In Saturday's game at Auburn, the Tide was down by more than 10 points late in the second half, only to rally to take the lead. Despite the fact that his squad lost yet another road game, Gottfried was proud of the way they battled back. At one point even taking the lead, before falling 59-56.
"We played hard," he said. "We put ourselves in a position to win at the game. Our players cared about that game. It hurt them deeply when they didn't get it done. Execution at the end of the game on offense and defense--that's where we have to get better. But if our players continue to fight like that, then we'll get over the hump."
Conference road games are always tough, but on paper at least Georgia is a better team than Auburn. "I think Georgia is the surprise team of the conference so far," Gottfried said. "They deserve to be ranked. They're a very, very good team. There is just no stretch in this league that's easy. Look at anyone's schedule, and you just don't see that. The SEC is so balanced; there are no breathers."
Having lost much of their interior game to graduation, the Bulldogs are led by two scoring machines on the perimeter. Guard Ezra Williams is averaging 17.9 points per game and forward Jarvis Hayes is right behind with 16.9. "Their two perimeter players are as good as any pair in the conference," Gottfried said. "Coach Harrick (Georgia Head Coach Jim Harrick) is good at taking what he has and developing that talent into a good basketball team. This year they're more wing oriented."
"Jarvis Hayes is probably the most impressive newcomer in our league this year," Gottfried continued. "Any time you go on the road at Kentucky and get 30 points. 30 points in a win, not a loss, that says something. He's strong and he's aggressive."
Tide center Kenny Walker got into foul trouble Saturday, forcing Gottfried to go with a smaller lineup. At one point late in the game, Bama's lineup consisted of forward Erwin Dudley and four guards. "I think our small lineup helped us," Gottfried said. "They were in there when we went on that 13-0 run. That group gave us a great run. I went with them because they gave us a lot of quickness on defense. If Kenny (or Erwin) gets into foul trouble, then we get small very quick."

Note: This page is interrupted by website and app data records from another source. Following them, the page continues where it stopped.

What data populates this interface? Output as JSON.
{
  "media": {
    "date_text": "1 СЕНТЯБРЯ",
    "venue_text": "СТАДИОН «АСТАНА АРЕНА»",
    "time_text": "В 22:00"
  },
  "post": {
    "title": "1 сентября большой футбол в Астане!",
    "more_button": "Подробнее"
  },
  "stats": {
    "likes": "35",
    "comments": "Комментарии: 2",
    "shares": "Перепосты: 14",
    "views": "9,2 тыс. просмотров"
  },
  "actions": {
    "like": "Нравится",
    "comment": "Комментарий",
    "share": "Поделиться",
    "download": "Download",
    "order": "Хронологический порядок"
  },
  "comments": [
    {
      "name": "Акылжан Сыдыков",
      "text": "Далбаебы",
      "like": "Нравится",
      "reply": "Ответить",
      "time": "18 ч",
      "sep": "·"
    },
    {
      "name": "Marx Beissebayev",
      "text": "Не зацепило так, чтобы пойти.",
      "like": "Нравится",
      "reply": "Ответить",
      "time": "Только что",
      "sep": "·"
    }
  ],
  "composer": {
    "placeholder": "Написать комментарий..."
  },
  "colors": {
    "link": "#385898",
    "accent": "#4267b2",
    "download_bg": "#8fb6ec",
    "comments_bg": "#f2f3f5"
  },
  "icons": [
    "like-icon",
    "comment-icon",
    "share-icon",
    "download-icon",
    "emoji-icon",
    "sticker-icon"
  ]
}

With three assists and seven points off the bench, Gottfried singled out reserve point guard Antoine Pettway for praise. "Antoine gives us an emotional lift. He just plays hard. He's one of those players that when you put him in, you almost always don't want to take him out."
Playing in his first conference game on the road, true freshman Mo Williams totaled 12 points, nine rebounds and four assists. "Mo played well--very aggressive," Gottfried said. "He took good shots, pushed the ball on the break. He'll make a difference for us this year."
Gottfried was an assistant to Harrick at UCLA, and the two coaches worked together during the Bruins' national championship run in 1995. So the two teams will have few secrets this Wednesday. "He's familiar with us," Gottfried acknowledged. "At times last year I thought (Georgia and Alabama) mirrored each other. There will be no surprises on either side. It will come down to which team executes better."
With only Walker and Dudley as proven players on the inside, Alabama has to rely on the long-range shooting of its talented wing players. But so far in conference play the Tide is only shooting 28 percent from beyond the 3-point arc. "That's a concern," Gottfried said. "Rod (Grizzard) took a few shots (Saturday) that weren't so good, but Terrance Meade had great shots. He needs to take those when they're there. I think we can be a good shooting team, but so far we haven't shown that."